*** Opening of Task material ***

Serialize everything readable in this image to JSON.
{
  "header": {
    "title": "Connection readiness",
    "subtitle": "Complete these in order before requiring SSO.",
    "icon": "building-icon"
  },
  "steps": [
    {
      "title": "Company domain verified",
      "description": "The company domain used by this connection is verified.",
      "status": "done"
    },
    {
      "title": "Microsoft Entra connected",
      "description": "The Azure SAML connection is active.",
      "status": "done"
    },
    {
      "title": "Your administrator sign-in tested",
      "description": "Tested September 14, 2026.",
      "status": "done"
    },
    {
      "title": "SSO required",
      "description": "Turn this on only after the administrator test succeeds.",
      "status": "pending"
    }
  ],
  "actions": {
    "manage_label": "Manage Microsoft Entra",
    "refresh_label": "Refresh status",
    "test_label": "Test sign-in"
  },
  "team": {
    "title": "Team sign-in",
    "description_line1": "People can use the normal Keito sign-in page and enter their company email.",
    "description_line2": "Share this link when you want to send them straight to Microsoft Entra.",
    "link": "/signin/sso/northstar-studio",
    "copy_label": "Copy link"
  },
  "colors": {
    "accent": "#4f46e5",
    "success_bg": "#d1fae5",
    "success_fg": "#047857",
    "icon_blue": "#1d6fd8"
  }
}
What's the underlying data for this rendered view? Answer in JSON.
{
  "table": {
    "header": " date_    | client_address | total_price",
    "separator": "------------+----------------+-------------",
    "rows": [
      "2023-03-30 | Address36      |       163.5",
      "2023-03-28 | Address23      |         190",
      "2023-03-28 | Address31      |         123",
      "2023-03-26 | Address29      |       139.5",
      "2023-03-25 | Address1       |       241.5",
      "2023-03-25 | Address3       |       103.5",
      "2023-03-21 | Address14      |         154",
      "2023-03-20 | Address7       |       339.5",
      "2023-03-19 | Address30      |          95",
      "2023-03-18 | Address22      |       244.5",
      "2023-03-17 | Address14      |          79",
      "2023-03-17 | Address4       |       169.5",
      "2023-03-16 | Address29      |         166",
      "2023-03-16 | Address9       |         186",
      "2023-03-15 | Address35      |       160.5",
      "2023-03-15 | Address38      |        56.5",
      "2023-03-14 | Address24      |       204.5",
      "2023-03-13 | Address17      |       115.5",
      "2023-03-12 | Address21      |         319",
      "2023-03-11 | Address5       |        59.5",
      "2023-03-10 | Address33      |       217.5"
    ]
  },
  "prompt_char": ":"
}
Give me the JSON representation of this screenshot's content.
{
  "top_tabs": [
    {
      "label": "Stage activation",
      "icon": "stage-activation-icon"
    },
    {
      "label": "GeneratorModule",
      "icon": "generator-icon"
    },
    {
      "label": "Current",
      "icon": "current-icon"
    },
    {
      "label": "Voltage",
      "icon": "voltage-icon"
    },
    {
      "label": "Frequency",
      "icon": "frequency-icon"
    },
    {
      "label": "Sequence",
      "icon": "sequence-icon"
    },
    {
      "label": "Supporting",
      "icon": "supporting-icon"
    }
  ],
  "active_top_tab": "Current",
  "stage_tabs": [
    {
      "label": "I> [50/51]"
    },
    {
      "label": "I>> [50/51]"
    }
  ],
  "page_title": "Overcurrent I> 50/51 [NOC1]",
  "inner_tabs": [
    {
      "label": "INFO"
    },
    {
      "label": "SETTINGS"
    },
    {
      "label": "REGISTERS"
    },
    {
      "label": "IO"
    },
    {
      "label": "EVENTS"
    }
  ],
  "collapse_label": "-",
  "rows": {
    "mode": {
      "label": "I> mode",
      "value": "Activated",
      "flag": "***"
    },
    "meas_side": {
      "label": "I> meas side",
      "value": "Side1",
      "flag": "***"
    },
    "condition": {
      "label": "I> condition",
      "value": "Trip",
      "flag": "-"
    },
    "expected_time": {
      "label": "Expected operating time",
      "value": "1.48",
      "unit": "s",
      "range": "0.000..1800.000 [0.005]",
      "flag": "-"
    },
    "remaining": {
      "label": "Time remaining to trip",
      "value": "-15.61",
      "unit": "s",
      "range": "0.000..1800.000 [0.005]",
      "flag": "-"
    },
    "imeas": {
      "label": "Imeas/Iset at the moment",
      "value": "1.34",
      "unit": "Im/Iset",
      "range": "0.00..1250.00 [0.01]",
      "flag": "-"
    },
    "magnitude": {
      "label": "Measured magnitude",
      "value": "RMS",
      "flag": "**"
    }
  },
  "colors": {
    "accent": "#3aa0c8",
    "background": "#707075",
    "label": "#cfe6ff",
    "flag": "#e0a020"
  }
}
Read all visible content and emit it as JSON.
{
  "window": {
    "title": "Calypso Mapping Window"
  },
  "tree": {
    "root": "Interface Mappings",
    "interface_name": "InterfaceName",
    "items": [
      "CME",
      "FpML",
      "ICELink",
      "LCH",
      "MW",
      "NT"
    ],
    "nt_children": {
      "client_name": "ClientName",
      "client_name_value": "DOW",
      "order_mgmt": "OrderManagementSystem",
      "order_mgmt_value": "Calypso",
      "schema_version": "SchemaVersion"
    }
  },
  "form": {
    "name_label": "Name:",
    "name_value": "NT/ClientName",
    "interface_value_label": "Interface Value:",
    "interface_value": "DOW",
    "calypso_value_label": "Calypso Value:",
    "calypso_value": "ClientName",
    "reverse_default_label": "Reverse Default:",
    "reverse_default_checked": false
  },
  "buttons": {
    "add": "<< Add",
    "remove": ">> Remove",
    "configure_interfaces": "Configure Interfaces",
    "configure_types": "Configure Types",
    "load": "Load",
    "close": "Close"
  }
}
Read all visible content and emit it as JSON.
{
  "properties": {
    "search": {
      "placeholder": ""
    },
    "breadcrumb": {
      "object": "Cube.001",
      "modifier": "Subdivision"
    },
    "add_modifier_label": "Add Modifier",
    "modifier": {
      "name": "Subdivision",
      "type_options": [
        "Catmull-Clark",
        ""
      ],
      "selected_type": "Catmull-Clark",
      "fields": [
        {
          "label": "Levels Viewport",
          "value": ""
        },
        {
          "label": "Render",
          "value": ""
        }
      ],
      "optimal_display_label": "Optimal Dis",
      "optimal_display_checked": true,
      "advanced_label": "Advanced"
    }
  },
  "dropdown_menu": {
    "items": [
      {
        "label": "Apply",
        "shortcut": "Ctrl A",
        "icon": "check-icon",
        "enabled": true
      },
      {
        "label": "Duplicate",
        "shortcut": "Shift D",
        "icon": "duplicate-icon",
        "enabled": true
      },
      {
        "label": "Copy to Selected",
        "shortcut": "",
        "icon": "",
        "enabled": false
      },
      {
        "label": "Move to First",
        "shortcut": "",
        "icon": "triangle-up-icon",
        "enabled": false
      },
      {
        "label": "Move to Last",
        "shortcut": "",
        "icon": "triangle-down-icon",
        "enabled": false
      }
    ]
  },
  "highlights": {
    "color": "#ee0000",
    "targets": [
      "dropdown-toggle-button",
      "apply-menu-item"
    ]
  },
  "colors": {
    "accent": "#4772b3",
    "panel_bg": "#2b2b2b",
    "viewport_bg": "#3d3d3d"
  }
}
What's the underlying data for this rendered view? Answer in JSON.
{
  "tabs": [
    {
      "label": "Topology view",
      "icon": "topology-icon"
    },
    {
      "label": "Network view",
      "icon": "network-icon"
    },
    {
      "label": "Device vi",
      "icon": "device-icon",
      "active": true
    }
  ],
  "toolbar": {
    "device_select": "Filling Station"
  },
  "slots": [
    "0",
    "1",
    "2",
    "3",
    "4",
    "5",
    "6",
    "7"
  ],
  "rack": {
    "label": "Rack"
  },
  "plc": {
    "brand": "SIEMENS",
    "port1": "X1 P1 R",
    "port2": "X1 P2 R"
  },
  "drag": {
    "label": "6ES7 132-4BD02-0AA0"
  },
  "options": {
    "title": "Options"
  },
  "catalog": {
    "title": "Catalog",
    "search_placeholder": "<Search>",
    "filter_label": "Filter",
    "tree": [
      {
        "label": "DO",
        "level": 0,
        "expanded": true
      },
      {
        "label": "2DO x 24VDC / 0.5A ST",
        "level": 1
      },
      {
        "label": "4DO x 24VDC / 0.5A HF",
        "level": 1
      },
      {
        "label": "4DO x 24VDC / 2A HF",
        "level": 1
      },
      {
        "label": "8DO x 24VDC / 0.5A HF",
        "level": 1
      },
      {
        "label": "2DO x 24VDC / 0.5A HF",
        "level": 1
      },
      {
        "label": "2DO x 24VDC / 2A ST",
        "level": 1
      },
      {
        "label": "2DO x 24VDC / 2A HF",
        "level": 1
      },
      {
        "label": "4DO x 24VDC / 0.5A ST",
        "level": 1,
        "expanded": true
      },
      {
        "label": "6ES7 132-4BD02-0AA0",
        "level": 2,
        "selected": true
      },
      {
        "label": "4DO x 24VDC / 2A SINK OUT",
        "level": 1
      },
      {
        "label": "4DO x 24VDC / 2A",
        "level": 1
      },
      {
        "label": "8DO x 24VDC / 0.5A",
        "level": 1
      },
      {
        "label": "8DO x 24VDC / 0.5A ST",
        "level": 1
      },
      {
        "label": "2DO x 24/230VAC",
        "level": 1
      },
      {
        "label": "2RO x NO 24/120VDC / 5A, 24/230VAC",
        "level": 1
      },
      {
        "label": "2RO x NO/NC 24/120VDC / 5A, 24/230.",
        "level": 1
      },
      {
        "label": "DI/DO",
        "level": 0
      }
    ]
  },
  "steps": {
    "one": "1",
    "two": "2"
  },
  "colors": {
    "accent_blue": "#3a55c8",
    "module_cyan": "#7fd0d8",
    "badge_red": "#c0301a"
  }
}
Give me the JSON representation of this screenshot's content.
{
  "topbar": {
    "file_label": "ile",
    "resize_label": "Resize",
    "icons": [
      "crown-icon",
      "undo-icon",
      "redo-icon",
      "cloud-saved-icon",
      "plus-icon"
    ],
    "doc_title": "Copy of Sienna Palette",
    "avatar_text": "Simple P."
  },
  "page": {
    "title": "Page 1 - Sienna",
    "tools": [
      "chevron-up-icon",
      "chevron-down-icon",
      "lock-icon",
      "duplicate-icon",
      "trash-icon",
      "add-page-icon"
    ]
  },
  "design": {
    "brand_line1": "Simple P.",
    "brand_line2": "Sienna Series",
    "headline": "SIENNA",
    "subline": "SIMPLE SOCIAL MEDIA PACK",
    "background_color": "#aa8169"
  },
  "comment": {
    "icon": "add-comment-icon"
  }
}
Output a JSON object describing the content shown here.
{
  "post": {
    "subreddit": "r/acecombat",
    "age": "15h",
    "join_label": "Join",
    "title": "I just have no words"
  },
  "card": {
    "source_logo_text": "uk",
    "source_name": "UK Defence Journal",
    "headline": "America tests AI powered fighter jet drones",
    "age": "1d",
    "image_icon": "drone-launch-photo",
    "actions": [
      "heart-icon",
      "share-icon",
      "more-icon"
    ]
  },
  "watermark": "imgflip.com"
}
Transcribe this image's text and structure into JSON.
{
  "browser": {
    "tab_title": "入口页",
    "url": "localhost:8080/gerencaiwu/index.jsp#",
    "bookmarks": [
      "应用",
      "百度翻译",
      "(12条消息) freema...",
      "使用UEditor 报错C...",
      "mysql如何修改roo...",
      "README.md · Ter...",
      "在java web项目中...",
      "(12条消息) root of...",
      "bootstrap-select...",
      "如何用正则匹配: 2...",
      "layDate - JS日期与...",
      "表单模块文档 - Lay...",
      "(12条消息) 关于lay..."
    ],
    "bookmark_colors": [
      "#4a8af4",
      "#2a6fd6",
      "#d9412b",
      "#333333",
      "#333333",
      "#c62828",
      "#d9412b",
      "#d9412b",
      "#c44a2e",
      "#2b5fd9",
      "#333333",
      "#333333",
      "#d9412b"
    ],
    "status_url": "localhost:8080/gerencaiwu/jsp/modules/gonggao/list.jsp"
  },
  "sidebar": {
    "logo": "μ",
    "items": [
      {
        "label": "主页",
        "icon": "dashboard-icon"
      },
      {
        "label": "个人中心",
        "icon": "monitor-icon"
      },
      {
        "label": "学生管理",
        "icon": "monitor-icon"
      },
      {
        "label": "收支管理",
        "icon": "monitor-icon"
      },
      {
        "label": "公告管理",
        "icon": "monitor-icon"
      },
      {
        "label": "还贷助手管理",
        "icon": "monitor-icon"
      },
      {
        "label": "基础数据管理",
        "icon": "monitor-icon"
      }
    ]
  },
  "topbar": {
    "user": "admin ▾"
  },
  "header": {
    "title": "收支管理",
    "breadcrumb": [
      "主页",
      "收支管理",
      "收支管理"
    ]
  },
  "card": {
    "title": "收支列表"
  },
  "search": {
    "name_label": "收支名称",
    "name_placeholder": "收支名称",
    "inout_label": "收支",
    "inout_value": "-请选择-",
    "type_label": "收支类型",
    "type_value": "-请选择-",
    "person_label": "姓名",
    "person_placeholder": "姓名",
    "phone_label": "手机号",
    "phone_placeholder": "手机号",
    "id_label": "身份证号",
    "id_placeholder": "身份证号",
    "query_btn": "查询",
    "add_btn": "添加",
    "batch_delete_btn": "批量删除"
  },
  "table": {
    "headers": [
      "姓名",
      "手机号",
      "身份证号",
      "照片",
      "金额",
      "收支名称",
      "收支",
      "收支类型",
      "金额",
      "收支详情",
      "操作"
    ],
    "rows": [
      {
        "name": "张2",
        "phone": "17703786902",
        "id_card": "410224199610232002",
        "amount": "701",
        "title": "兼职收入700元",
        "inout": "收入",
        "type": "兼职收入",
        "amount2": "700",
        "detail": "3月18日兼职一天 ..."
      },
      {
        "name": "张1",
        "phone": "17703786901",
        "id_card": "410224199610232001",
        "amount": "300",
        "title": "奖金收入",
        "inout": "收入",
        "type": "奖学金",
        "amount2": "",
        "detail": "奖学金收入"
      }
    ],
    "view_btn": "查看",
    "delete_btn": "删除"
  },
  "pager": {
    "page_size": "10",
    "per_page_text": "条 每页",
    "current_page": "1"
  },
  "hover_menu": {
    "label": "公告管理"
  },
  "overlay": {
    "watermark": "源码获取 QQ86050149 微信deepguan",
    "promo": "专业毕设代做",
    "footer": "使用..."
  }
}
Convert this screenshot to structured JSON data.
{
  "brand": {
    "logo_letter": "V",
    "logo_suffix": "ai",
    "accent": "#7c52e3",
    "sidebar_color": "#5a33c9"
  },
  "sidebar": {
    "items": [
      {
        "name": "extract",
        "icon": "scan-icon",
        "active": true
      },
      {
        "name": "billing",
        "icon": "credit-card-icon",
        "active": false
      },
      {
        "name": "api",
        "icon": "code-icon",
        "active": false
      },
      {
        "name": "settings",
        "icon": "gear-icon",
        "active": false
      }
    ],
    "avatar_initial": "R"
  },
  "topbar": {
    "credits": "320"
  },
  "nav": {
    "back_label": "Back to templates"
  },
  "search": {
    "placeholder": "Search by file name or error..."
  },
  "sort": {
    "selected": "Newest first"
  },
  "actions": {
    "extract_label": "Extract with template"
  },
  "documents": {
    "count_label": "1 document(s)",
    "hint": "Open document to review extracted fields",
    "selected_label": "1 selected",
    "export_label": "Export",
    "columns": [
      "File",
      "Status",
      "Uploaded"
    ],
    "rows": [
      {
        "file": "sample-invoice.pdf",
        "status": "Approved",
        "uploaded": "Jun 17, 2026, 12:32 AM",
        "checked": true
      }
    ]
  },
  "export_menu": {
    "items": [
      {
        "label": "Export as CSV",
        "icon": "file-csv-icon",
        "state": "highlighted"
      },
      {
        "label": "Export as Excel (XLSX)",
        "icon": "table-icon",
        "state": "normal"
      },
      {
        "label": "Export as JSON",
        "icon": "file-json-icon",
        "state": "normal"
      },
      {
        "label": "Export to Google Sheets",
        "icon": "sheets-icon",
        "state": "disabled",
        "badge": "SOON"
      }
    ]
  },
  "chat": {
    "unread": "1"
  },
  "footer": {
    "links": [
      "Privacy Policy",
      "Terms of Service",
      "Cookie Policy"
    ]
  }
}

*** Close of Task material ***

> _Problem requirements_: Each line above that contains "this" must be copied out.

> _Task output_:
Serialize everything readable in this image to JSON.
      "description": "The company domain used by this connection is verified.",
      "description": "Turn this on only after the administrator test succeeds.",
    "description_line2": "Share this link when you want to send them straight to Microsoft Entra.",
What's the underlying data for this rendered view? Answer in JSON.
Give me the JSON representation of this screenshot's content.
What's the underlying data for this rendered view? Answer in JSON.
Give me the JSON representation of this screenshot's content.
Transcribe this image's text and structure into JSON.
Convert this screenshot to structured JSON data.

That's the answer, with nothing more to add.